Tellefsen – pianist
In the 1850s, Thomas Tellefsen's pianistic career in Paris skyrocketed. His debut there, in 1851, was an artistic breakthrough for him, and reviews in renowned French music periodicals report on numerous successful concerts over subsequent years. He was playing in the Pleyel, Herz and Erard halls, and many critics and listeners considered his concerts to be important musical events of the year.
Tellefsen debuted as a pianist in Paris on 28 April 1851, at the Hôtel Lambert residence of the Czartoryski family. The concert also included the singer Julie Dorus-Gras (1805–1896), cellist Auguste Franchomme (1808–1884) and his son René (as a child prodigy), violinist Delphin Alard (1815–1888) and violist Casimir Ney. Tellefsen received rave reviews. A year later, he performed at the Salle Pleyel. One reviewer wrote: “Firstly, one needs to point to Mr Tellefsen's development as a performer – his playing has increased in precision and self-confidence. One can sense now that he is the master of himself and of his instrument”. During the performance, Tellefsen played two movements of his Piano Concerto No. 1 with the St Cecilia Orchestra conducted by François Seghers.
With time, Tellefsen's concert repertoire increasingly included his own compositions, as well as a good selection of Chopin’s music. The reviews praised his interpretation of Chopin’s works; the grace and melodiousness, as well as the performance of a specific rubato, were praised as being “of the highest class and totally in the spirit of Chopin”.
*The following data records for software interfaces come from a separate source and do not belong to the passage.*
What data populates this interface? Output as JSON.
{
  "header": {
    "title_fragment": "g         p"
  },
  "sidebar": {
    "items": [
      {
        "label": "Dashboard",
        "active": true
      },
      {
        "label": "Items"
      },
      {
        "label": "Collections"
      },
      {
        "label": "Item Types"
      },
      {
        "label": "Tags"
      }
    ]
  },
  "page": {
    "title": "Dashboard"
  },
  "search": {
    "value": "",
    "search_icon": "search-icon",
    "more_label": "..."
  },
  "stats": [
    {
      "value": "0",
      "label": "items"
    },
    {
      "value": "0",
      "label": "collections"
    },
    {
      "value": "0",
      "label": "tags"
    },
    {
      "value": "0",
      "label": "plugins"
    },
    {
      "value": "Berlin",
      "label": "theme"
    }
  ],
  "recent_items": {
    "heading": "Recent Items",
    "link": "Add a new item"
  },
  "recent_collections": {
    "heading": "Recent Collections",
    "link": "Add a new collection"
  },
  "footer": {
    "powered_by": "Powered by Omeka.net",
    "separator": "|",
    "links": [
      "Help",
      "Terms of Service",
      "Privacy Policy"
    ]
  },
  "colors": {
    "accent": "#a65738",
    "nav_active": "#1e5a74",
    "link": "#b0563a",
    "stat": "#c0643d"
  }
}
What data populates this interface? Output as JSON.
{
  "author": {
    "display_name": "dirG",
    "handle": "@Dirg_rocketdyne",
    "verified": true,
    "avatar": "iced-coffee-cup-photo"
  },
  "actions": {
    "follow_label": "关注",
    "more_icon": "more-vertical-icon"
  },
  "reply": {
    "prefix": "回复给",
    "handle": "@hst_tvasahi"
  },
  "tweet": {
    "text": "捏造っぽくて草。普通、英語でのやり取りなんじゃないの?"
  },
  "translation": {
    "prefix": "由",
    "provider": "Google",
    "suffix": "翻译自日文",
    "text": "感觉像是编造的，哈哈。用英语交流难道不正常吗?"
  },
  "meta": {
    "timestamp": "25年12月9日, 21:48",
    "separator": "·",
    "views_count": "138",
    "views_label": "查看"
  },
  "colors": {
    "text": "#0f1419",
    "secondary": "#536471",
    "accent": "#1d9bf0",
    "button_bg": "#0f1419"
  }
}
In 1855, Tellefsen was at the peak of his performing career. On 28 March, he gave a concert at the Salle Pleyel which was reviewed in the Revue des deux mondes, a publication which noted only the key events of the season: “A pianist possessing talent is one thing, but possessing the audience is much more. Tellefsen achieved both”. There is information from the years 1851–1860 about a total of fifty-five concerts. Around the year 1860, his concert work gradually dwindled, and he focused instead on teaching and composing. This lull in his stage career was probably due also to his poor health.